Two Sides of A Single Coin?: Dimensions of Change in Different Settings

Luann M. Moy and Linda L. Stinson

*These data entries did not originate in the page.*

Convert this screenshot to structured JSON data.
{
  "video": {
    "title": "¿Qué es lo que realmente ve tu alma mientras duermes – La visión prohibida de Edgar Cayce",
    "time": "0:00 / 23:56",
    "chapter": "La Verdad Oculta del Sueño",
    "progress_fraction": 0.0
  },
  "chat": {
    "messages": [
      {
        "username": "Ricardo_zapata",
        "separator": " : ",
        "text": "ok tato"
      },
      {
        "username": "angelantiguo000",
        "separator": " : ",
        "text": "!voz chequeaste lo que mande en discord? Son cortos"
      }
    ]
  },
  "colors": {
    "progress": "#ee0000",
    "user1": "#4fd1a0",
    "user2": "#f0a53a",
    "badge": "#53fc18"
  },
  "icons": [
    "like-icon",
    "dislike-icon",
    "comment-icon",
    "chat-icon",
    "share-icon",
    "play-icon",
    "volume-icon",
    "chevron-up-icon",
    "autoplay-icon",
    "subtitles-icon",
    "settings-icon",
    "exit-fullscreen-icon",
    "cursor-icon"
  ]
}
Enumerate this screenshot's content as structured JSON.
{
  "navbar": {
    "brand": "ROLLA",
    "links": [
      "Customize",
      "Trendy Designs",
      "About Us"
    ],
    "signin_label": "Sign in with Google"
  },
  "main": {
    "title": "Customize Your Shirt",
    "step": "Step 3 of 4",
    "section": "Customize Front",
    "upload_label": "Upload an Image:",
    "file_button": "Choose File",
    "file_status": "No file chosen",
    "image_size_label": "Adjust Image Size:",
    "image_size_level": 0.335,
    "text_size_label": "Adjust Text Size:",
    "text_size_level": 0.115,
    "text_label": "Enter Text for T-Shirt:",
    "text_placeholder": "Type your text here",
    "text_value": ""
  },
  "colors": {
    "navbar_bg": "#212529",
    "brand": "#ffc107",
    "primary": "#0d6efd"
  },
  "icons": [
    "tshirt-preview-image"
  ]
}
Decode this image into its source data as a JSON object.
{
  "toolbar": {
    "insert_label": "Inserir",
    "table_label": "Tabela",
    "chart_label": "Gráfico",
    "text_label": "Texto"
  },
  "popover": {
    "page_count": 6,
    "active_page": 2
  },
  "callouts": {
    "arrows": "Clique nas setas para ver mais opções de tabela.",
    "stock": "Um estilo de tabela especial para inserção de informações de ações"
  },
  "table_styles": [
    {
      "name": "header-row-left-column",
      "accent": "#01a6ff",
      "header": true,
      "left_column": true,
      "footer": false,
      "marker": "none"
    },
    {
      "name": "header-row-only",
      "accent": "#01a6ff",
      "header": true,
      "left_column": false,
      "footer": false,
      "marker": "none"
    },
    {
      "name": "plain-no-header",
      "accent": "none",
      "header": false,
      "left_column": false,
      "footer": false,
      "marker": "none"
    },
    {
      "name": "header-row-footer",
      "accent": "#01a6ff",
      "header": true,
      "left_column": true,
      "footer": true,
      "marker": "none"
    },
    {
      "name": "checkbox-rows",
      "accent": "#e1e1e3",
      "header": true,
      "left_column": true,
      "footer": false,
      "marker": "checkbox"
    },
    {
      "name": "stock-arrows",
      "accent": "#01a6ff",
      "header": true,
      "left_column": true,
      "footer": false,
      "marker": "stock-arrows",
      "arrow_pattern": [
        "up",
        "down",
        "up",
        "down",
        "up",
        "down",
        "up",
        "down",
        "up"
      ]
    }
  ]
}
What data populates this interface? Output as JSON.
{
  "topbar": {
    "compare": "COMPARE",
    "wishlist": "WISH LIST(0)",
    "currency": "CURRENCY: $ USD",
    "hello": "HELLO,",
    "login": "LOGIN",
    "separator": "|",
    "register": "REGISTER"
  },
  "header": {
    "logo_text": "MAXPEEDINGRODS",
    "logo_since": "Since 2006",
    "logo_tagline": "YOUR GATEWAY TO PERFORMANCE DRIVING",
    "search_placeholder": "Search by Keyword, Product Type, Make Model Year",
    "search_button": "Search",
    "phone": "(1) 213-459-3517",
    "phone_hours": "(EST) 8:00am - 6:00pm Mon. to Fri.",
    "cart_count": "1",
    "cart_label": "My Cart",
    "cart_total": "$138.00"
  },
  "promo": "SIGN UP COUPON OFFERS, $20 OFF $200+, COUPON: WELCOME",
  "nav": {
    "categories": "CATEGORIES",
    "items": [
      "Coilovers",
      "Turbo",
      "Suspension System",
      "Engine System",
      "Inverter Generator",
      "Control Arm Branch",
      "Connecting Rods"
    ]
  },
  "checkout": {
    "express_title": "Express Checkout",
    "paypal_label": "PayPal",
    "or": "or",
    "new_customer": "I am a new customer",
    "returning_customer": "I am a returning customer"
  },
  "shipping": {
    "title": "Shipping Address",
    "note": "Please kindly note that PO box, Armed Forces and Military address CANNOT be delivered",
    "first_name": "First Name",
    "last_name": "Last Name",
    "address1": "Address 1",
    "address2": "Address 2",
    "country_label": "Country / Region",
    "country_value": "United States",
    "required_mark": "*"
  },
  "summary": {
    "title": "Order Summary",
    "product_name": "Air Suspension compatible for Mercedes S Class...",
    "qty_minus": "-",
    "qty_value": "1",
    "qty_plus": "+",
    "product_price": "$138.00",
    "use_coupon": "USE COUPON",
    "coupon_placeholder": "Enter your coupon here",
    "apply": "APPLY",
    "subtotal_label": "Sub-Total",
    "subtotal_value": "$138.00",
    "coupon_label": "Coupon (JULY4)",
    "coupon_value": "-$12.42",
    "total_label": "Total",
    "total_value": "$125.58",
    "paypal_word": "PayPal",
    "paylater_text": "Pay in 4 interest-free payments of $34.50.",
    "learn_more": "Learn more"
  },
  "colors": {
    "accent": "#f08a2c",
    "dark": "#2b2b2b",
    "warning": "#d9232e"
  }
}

In March 1998, OMB granted approval to test the wording and format of materials designed to collect aggregate `race' and `Hispanic origin' data according to new standards. The first step in the testing process was to develop three different forms, each approaching the problem of aggregate reporting in a slightly different way. The second step was to test the three forms to determine their strengths and weaknesses and, ultimately, to select a single form to present to OMB. The first wave of testing was conducted in cognitive labs at the Bureau of Labor Statistics (BLS) and the National Center for Health Statistics (NCHS) by professional staff from 3 different agencies: BLS, NCHS, and the U.S. General Accounting Office (GAO). After assessing the information collected in the lab about the three forms, the next step was to take the form into the field for cognitive testing in the workplace. This paper presents the results of those two waves of testing. It also considers the differences and similarities in the results obtained from cognitive testing in formally different settings and reviews the possible sources of those differences and similarities in findings.